Taylor wrote an important work on how Christians should live in a secular world, but it wasn't accessible to a wide audience, Michael Cromartie, vice president of Ethics and Public Policy Center, said in introducing Smith. How (Not) to be Secular was written to make Taylor's thoughts understandable for pastors and lay Christians.

During the Q&A, Smith was asked why he thinks Trump does well among those who identify as an evangelical.

Smith, who reminded the audience that he's not a sociologist or political pundit, believes there are two explanations: 1) a failure of church teaching about the faith, and 2) a failure of evangelicalism to provide an all-encompassing way of life rather than simply a set of beliefs.

"A spectacular failure of catechesis," Smith answered. "... 'Evangelical' has just been an identifier, a description that people put on themselves, a label that they wear, and insofar that's coupled with a spectacular failure of catechesis, by that I mean actual instruction in the faith, people can almost fill that descriptor with what they think is a certain badge. So, when you ask [Trump voters] ... are you an evangelical? Do you support Donald Trump? ... There's not much experience [in the evangelical faith]."

Regarding the second explanation, Smith said, "My hunch is that evangelicalism as a form of Protestantism is susceptible to turning Christianity into a web of beliefs to which you assent, which then doesn't have to necessarily come with a ton of connection to the way of life that you practice.

"This is never supposed to happen, but you get 'nominal evangelicalism,' ... [people] who became evangelicals because they were 'nominal Lutherans' or whatever, particularly in regions like the South. ... If you dig down to levels of practice and participation, I think you see very different levels of Trump support."

Data has confirmed Smith's hunches.

University of Massachusetts, Amherst Ph.D. candidate Matthew MacWilliams analyzed a national poll of 1,800 voters and found that authoritarian personality was the best predictor of Trump support.

Mark Leary, professor of psychology and neuroscience at Duke University, explained to The Christian Post last month that authoritarian personality includes "rigid adherence to traditional values; the tendency to condemn, reject, and punish people who violate those values; and having a submissive, uncritical attitude toward powerful authorities who support and defend one's values and views."

Additionally, a Public Religion Research Institute survey released Thursday found that about two-thirds, 65 percent, of Trump supporters say that the country needs a leader willing to break the rules. This is 19 percentage points higher than the next highest — 46 percent of Hillary Clinton supporters say the same.

Regarding Smith's second explanation, political scientist Tobin Grant of Southern Illinois University analyzed National Election Study data (a large sample of 1,200 registered voters with more questions than most exit polls) and found that evangelicals who rarely or never attend church are more likely to support Trump than than those who attend frequently (22 percentage points higher) or weekly (26 percentage points higher).

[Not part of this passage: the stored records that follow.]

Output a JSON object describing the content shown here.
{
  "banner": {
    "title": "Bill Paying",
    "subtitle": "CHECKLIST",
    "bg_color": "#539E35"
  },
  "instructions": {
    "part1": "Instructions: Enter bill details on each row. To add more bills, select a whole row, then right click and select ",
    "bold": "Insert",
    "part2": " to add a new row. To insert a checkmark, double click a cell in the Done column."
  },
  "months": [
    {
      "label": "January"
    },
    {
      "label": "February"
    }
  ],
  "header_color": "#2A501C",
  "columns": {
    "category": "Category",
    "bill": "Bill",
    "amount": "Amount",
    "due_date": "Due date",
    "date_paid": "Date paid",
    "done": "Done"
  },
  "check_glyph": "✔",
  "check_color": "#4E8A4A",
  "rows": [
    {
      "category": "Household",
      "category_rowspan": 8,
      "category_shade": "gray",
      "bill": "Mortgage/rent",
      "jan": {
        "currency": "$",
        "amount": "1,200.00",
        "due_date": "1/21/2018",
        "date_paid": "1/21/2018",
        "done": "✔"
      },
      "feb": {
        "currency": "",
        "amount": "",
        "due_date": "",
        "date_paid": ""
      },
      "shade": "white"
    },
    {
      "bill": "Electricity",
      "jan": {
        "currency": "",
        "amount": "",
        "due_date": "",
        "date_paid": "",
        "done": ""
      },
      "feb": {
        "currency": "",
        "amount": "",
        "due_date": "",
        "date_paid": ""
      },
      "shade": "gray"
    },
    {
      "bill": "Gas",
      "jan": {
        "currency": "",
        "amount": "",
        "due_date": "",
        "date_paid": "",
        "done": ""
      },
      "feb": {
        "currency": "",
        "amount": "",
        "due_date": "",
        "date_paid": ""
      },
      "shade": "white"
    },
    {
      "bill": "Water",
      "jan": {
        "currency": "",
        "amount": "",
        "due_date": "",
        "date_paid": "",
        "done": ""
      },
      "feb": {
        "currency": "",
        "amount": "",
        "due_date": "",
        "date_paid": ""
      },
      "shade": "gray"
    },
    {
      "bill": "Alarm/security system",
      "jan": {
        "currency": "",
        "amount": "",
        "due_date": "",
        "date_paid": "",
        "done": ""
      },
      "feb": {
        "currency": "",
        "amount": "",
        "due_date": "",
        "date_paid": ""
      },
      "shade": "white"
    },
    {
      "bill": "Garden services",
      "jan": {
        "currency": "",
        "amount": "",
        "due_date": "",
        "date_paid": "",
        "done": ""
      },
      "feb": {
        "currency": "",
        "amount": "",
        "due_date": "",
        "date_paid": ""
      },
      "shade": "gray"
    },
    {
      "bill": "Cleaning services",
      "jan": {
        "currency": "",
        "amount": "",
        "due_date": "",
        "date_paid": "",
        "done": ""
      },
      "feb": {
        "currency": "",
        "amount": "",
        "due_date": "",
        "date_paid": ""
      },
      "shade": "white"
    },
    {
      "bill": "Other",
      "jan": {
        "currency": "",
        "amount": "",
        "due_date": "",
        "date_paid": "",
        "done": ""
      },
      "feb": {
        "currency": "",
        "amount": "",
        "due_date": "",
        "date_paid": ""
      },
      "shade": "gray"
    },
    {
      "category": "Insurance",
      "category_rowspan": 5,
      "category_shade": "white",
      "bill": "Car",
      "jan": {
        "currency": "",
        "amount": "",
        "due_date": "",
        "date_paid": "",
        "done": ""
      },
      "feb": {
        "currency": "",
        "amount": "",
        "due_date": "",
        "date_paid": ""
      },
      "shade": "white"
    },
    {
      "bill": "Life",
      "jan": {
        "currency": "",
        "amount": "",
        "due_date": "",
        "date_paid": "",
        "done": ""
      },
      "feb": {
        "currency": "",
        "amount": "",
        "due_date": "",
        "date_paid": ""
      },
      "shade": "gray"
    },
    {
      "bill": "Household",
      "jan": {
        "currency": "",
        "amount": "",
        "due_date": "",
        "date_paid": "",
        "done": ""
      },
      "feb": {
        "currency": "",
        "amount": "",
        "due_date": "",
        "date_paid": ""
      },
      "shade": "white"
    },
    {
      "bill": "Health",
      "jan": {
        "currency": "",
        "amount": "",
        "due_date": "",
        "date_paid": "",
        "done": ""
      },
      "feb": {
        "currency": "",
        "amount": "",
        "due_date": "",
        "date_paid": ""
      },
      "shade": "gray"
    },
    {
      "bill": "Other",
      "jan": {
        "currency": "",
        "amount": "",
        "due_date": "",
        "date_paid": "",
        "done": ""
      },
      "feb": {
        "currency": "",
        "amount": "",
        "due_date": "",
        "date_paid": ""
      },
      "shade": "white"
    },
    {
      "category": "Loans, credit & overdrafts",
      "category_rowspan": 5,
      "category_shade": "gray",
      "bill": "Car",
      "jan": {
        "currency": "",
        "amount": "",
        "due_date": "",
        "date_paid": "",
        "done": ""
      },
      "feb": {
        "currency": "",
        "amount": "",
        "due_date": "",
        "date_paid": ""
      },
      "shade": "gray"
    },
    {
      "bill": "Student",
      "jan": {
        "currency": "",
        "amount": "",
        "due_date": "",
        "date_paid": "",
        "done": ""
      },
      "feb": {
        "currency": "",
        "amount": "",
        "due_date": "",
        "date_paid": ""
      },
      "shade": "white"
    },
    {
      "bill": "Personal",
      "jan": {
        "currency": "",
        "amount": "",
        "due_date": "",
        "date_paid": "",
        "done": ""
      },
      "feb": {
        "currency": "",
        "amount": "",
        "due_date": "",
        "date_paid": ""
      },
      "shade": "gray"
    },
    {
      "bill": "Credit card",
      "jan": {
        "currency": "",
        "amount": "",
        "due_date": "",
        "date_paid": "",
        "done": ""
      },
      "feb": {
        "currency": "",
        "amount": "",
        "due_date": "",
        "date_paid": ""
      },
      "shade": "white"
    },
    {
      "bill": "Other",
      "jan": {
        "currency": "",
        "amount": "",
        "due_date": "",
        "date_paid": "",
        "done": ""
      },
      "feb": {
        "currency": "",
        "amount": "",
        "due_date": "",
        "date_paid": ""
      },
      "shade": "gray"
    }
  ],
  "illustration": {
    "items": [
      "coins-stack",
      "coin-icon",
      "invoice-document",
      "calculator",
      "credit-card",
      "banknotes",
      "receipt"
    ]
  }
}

Contact: napp.nazworth@christianpost.com, @NappNazworth (Twitter)